Dataset rows describing interfaces
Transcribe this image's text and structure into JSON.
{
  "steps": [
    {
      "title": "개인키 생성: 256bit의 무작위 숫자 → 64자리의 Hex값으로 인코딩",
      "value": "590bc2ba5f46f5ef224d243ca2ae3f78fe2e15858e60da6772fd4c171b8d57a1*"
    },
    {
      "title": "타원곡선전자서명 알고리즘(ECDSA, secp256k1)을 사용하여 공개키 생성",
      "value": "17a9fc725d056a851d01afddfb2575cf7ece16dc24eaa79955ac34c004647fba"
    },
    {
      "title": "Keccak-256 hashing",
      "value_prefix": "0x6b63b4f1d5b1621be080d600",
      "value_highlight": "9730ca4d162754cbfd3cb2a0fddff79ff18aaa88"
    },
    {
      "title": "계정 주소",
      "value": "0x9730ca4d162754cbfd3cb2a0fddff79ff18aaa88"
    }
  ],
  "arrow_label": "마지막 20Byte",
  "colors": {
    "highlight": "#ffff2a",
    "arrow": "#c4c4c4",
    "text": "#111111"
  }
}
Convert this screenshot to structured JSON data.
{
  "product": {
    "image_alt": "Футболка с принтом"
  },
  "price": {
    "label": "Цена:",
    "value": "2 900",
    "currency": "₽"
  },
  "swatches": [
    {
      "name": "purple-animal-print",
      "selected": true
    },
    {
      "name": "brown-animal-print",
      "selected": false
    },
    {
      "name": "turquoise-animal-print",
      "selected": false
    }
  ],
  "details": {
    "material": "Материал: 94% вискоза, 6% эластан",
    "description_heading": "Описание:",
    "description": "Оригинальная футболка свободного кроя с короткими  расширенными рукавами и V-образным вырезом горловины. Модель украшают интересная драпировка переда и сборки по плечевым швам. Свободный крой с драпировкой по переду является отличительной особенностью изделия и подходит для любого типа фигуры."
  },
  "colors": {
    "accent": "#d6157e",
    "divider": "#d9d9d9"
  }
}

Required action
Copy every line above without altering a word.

Task result
Transcribe this image's text and structure into JSON.
{
  "steps": [
    {
      "title": "개인키 생성: 256bit의 무작위 숫자 → 64자리의 Hex값으로 인코딩",
      "value": "590bc2ba5f46f5ef224d243ca2ae3f78fe2e15858e60da6772fd4c171b8d57a1*"
    },
    {
      "title": "타원곡선전자서명 알고리즘(ECDSA, secp256k1)을 사용하여 공개키 생성",
      "value": "17a9fc725d056a851d01afddfb2575cf7ece16dc24eaa79955ac34c004647fba"
    },
    {
      "title": "Keccak-256 hashing",
      "value_prefix": "0x6b63b4f1d5b1621be080d600",
      "value_highlight": "9730ca4d162754cbfd3cb2a0fddff79ff18aaa88"
    },
    {
      "title": "계정 주소",
      "value": "0x9730ca4d162754cbfd3cb2a0fddff79ff18aaa88"
    }
  ],
  "arrow_label": "마지막 20Byte",
  "colors": {
    "highlight": "#ffff2a",
    "arrow": "#c4c4c4",
    "text": "#111111"
  }
}
Convert this screenshot to structured JSON data.
{
  "product": {
    "image_alt": "Футболка с принтом"
  },
  "price": {
    "label": "Цена:",
    "value": "2 900",
    "currency": "₽"
  },
  "swatches": [
    {
      "name": "purple-animal-print",
      "selected": true
    },
    {
      "name": "brown-animal-print",
      "selected": false
    },
    {
      "name": "turquoise-animal-print",
      "selected": false
    }
  ],
  "details": {
    "material": "Материал: 94% вискоза, 6% эластан",
    "description_heading": "Описание:",
    "description": "Оригинальная футболка свободного кроя с короткими  расширенными рукавами и V-образным вырезом горловины. Модель украшают интересная драпировка переда и сборки по плечевым швам. Свободный крой с драпировкой по переду является отличительной особенностью изделия и подходит для любого типа фигуры."
  },
  "colors": {
    "accent": "#d6157e",
    "divider": "#d9d9d9"
  }
}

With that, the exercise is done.